#### What to work on:
Return a copy of every line in the data below that contains "door".

#### Exercise data:
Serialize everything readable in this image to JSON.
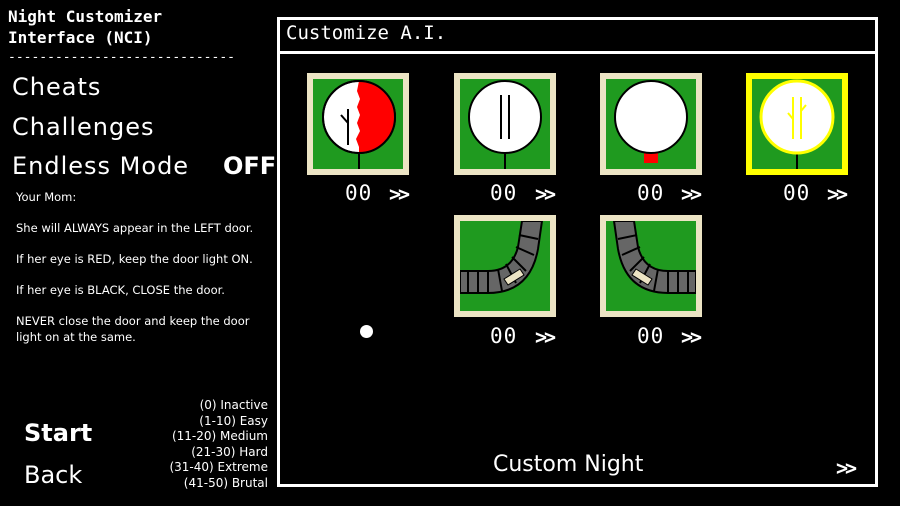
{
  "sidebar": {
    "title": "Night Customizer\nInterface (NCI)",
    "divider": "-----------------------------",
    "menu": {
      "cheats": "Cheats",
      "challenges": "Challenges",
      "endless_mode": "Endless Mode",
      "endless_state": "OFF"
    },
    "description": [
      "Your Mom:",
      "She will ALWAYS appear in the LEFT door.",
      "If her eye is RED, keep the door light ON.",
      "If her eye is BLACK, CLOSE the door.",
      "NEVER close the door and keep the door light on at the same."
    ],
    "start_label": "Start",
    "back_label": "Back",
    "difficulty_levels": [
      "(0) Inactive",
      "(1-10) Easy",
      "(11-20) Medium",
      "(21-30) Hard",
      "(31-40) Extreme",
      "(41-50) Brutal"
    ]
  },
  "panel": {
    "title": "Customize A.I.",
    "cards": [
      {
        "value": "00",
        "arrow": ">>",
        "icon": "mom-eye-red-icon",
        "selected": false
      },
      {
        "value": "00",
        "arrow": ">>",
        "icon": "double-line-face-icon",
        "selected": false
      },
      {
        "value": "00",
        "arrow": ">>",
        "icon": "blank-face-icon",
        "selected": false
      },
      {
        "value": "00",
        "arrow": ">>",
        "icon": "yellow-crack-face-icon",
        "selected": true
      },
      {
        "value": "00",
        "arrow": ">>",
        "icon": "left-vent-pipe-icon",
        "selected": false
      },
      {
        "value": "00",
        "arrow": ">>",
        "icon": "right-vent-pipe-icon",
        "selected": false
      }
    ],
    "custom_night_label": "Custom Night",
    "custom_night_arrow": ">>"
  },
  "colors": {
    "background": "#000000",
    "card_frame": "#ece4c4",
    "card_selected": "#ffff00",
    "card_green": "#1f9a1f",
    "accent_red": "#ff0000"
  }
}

#### Finished exercise:
      "She will ALWAYS appear in the LEFT door.",
      "If her eye is RED, keep the door light ON.",
      "If her eye is BLACK, CLOSE the door.",
      "NEVER close the door and keep the door light on at the same."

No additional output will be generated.